Price: $299.99

URL: JamStik

Judge’s Remarks:

CES’ Last Gadget Standing judges were the first people on the face of the planet (outside of Zivix employees) to lay hands on the the company’s incredibly portable device for perfecting your guitar skills.  What makes Jamstik unique is its tiny form factor and how it integrates with an iPad or MacBook to produce an experience that’s not entirely unlike that of Guitar Hero while taking up significantly less space. Everything you need can fit into a backpack or large purse and you can take your guitar trainer anywhere without having to lug anything else around.  
 
The Jamstik supports MIDI which means that any note you strike on the Jamstik can invoke the appropriate note in whatever instrument you pick on Garageband which in turn opens up an entire world of options for Garageband aficionados and composers. 
 
While the idea sounds amazing in practice, LGS’ intermediate guitar playing judge found some challenges in working with the device.  Sloppier players (like many blues artists) that don’t really arch their fingers on the Jamstik’s fretboard will discover how the Jamstik picks up the wrong notes. The company confirmed the “feature” saying that “The JamStik is a fingertip taskmaster. Since it detects activity pretty ruthlessly the player needs to maintain arched fingers to avoid incidental contacts.
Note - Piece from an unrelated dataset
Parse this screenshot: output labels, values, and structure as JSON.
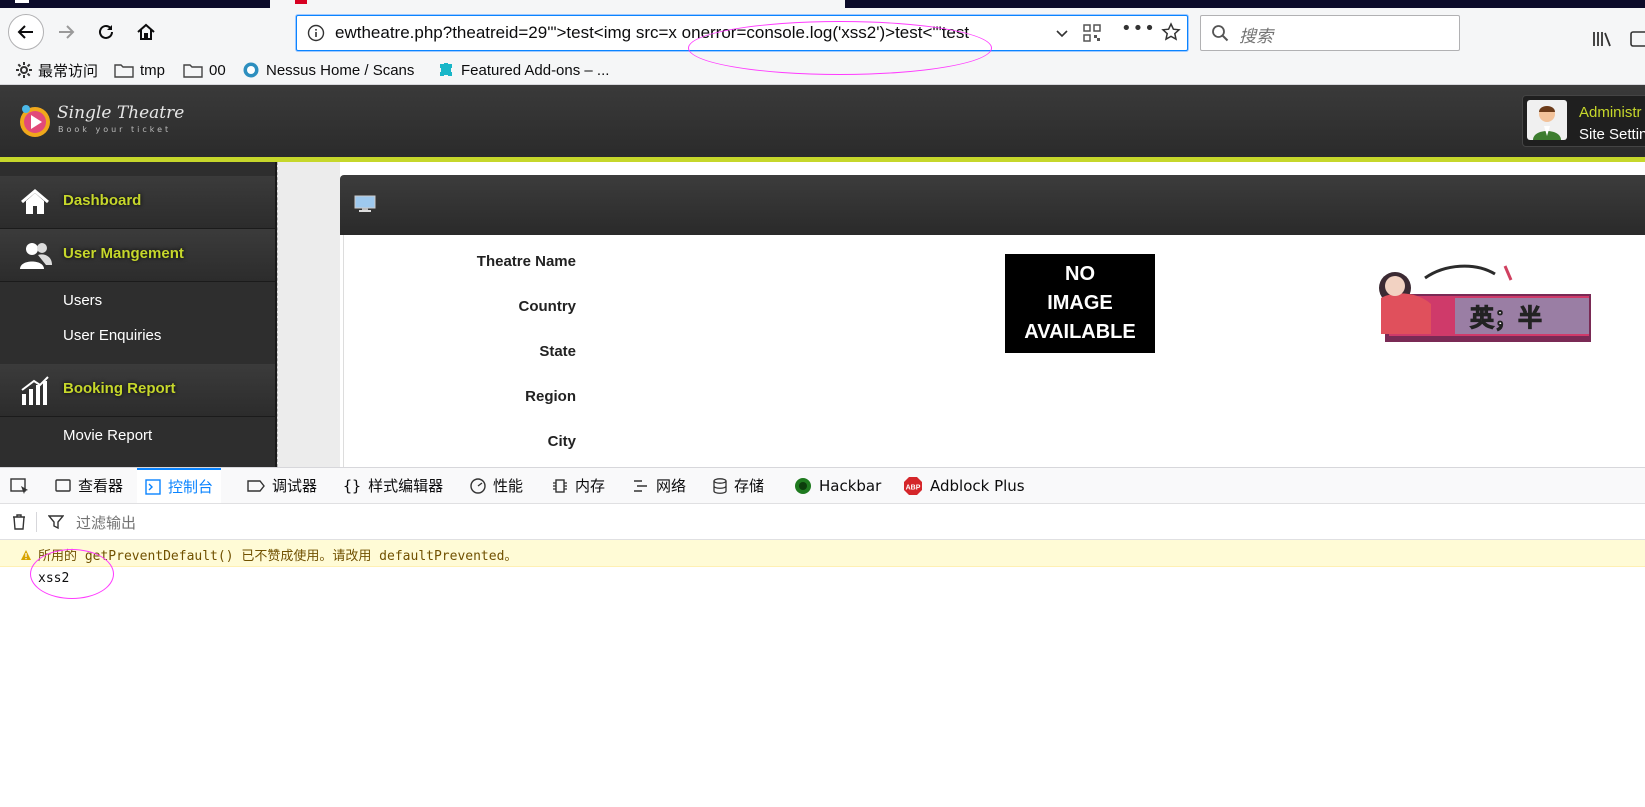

We’re playing around with how loose we can dial that calibration before it creates other issues.” 
 
Given some of the challenges, we wonder whether Jamstik owners will end up leaving their Jamstik at home in favor of real guitar, perhaps one of the many travel guitars that are out there (our judge doesn’t go anywhere without his travel guitar). But for studio musicians looking for a handy MIDI “client” to solve a quick composition problem, we could see the Jamstik coming in very handy.

—David Berlind